One option for editing the output concerns the comments that direct which lines to extract. Inasmuch as this extraction is a detail of construction, an ideal might be that these comments stay in master headers, which Microsoft keeps private, and are eliminated from headers that Microsoft publishes. Instead, some such comments are in plain sight all the way back to the DDK for Windows NT 3.1. Just as plain is that elimination is provided for but also that it is applied imperfectly. Exactly how it works is unclear. At one extreme, all lines that MINIPORT.H and MINITAPE.H have in common with NTDEF.H have the comments intact. At the other extreme, WUDFWDM.H has none. For instance, where NTDEF.H has begin_wudfwdm and begin_ntoshvp comments on successive lines, the second contributes to WUDFWDM.H only as an empty line: the comment is stripped. Contrast with WINNT.H, which does not have this filtering: where NTDEF.H has a begin_winnt and begin_ntoshvp on successive lines, WINNT.H has the whole begin_ntoshvp line.

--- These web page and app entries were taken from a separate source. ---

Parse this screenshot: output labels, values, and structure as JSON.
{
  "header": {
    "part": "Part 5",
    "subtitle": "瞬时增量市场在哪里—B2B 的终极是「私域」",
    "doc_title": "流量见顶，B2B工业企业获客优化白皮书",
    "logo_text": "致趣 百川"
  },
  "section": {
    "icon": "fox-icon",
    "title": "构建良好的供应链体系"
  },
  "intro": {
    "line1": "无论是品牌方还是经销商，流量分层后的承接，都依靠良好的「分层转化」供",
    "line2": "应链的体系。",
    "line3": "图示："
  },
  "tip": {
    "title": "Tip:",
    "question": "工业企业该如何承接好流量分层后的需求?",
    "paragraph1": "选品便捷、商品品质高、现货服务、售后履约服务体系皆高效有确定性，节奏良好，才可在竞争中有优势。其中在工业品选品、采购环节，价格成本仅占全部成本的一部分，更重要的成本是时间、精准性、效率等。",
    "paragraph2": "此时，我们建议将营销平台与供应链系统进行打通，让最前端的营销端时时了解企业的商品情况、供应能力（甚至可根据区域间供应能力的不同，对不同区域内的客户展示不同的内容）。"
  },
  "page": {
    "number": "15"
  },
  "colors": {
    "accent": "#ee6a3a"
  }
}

WINNT.H demonstrates a much more significant translation. All Microsoft’s literature for kernel-mode programming uses UCHAR, USHORT and ULONG for unsigned integral types. The headers do not even define the BYTE, WORD and DWORD that were long preferred in user-mode programming (even before any Windows NT existed). Since NTDEF.H is written for kernel-mode programming, it uses UCHAR, etc., and never the others. For all the lines that WINNT.H has in common with NTDEF.H, every UCHAR, etc., in NTDEF.H is instead a BYTE, etc., in WINNT.H. Again, how the translation is specified is unclear. It even translates TUCHAR and MAXUCHAR to TBYTE and MAXBYTE.